    • The age of unmarried mothers has increased with time. In 1970, half of nonmarital births were to teens; by 1993, the highest proportion of unmarried mothers were women in their twenties, a significant change. The birth rate for unmarried teens declined in 1995. Teen mothers, however continued to make up the largest single group of all first births to unmarried women.(Freundlich, 1998)
  • Declining pregnancy rate
    • Pregnancy rates declined by 1 percent for white women and by 5 percent for women of all other races between 1980 to 1991. (NCHS, 1995)
  • Increasing use of contraceptives
    • 4% of never-married women relied on their partners to use condoms in 1982; this number increased to 8% in 1988, and to 14% in 1995 - a more than three-fold increase. (NCHS, 1997)
    • In 1995, 10.7 million women were using female sterilization, 10.4 million were using the birth control pill, 7.9 million used condoms, and 4.2 million were using male sterilization as a contraceptive technique. (NCHS, 1997)
  • Declining abortion rate
    • There has been no research showing that women are choosing to abort their children rather than place these children for adoption.
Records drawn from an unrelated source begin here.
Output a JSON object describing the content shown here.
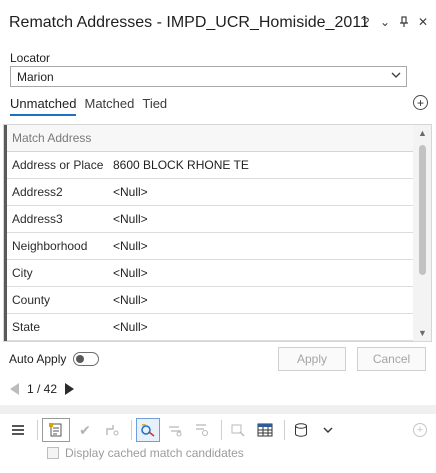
{
  "pane": {
    "title": "Rematch Addresses - IMPD_UCR_Homiside_2011",
    "title_icons": [
      "help-icon",
      "chevron-down-icon",
      "pin-icon",
      "close-icon"
    ],
    "help_glyph": "?",
    "menu_glyph": "⌄",
    "pin_glyph": "⊓",
    "close_glyph": "✕"
  },
  "locator": {
    "label": "Locator",
    "value": "Marion"
  },
  "tabs": [
    {
      "label": "Unmatched",
      "active": true
    },
    {
      "label": "Matched",
      "active": false
    },
    {
      "label": "Tied",
      "active": false
    }
  ],
  "grid": {
    "header": "Match Address",
    "rows": [
      {
        "key": "Address or Place",
        "value": "8600 BLOCK RHONE TE"
      },
      {
        "key": "Address2",
        "value": "<Null>"
      },
      {
        "key": "Address3",
        "value": "<Null>"
      },
      {
        "key": "Neighborhood",
        "value": "<Null>"
      },
      {
        "key": "City",
        "value": "<Null>"
      },
      {
        "key": "County",
        "value": "<Null>"
      },
      {
        "key": "State",
        "value": "<Null>"
      }
    ]
  },
  "controls": {
    "auto_apply_label": "Auto Apply",
    "auto_apply_on": false,
    "apply_label": "Apply",
    "cancel_label": "Cancel"
  },
  "pager": {
    "text": "1 / 42"
  },
  "options": {
    "display_cached_label": "Display cached match candidates",
    "display_cached_checked": false
  },
  "colors": {
    "accent": "#1f6fc5",
    "disabled_text": "#a5a5a5"
  }
}
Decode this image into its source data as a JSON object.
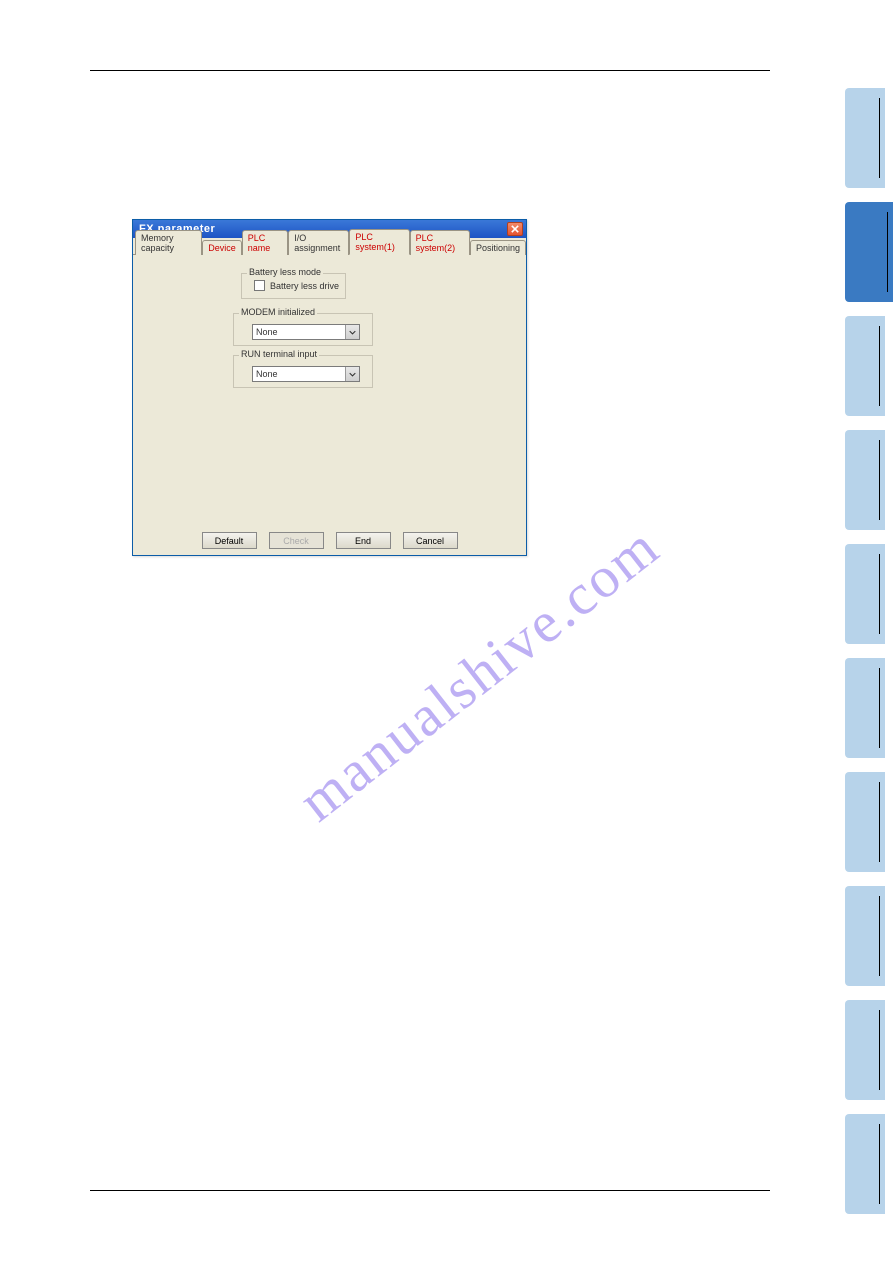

Although the adoption rate has remained relatively steady, nationwide abortion rates have continued to decline since 1990. (Freundlich, 1998)

Are There any Statistics on Birth Fathers?

  • Experts point out that only a very small percentage of birth fathers historically have taken an active part in the decisions surrounding adoption, but some agencies report that in recent years, a quarter or more relinquishments have included active involvement of birth fathers. (Freundlich, 1998)

Bibliography

Bachrach, C.A., Stolley, K.S., and London, K.A. (1992). Relinquishment of premarital births: evidence from the national survey data. Family Planning Perspectives, 24, 27-32 and 48.

Barth, R.P., Brooks, D. and Iyer, S. (1995). Adoptions in California: current demographic profiles and projections through the end of the century. Executive Summary. Berkeley, CA: Child Welfare Research Center.

Fertility, Family Planning, and Women's Health: New Data from the 1995 National Survey of Family Growth. (1997). Washington, DC: National Center for Health Statistics, Centers for Disease Control.

Freundlich, M. (1998). Supply and demand: the forces shaping the future of infant adoption. Adoption Quarterly, 2(1), 13-42.

Moore, K. A., Miller, B.C., Sugland, B.W., Morrison, D.R., Glei, D.A., and Blumenthal, C. (1995). Beginning too soon: adolescent sexual behavior, pregnancy, and parenthood. Executive Summary. Washington, DC: ChildTrends.

Mosher, W.D., and Bachrach, C.A. (1996). Understanding U.S. fertility: continuity and change in the national survey of family growth, 1988-1995. Family Planning Perspectives, 28(1).

Stolley, K.S. (1993). Statistics on adoption in the United States. The Future of Children: Adoption, 3(1), 26-42.

Trends in Pregnancies and Pregnancy Rates: Estimates for the United States, 1980-92. (1995). Washington, DC: National Center for Health Statistics, Centers for Disease Control.


Credits: Child Welfare Information Gateway (http://www.childwelfare.gov)

Visitor Comments (0) - Be the first to comment
Adding your comments contributes to the adoption community. Please keep all comments on topic and civil. Visitors are invited to comment and vote for or flag comments based on appropriateness and helpfulness. All comments must adhere to our commenting rules and are subject to moderation.
Settings Help Feedback
Template Settings
Width: 1024     1280
Choose a Location:
Choose a Theme: